Stamperland Church Organ
The pipe organ at Stamperland Church was built by Lewis & Co Ltd. in 1897. It was previously installed in Regent Place Church, Dennistoun, Glasgow and was transferred to Stamperland in 1962 where it was installed by James Mackenzie and recommissioned in 1964.
Prior to the sale of Stamperland church in September 2022 the organ was removed by O'Donovan Organs (an organ builder based in Cork, Ireland). It is planned that the organ will be refurbished prior to its installation in the rather splendid Church of the Immaculate Conception in Clonakilty.
The Lewis pipe organ was awarded a Historic Organ Certificate Grade II* by the British Institute of Organ Studies in January 2017 in recognition of its importance to the national heritage as a significant, surviving example of Lewis & Co's late 19th century output to a design of Alfred Hollins and retaining the original patent combination key-touches. 1897 was a significant year in the history of Lewis & Co and was the year in which the great organ of Southwark Cathedral was built.

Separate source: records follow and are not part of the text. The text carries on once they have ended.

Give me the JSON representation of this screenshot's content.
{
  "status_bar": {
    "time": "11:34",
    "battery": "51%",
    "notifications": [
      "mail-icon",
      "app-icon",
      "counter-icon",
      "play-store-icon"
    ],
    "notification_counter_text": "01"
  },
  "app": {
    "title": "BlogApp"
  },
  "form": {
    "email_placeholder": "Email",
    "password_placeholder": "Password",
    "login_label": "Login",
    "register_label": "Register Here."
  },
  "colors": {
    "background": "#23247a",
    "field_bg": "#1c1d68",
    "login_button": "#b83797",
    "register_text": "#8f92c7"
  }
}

The Stamperland organ would have been under construction in the same workshop and at the same time as the cathedral instrument. Four years later, two of the great organs in Glasgow - the instrument in the Kelvingrove Art Gallery and the instrument in the Bute Hall at Glasgow University - were built by Lewis & Co.
The British Institute of Organ Studies Grade has various grades of Historic Organ certificate.
Grade I is for an organ of exceptional interest.
Grade II* is for particularly important organs of more than special interest.
Grade II is for organs of special interest, warranting every effort to preserve them.
It is apparent that our Lewis organ is of national importance and that we should
seek to ensure it is maintained in good condition.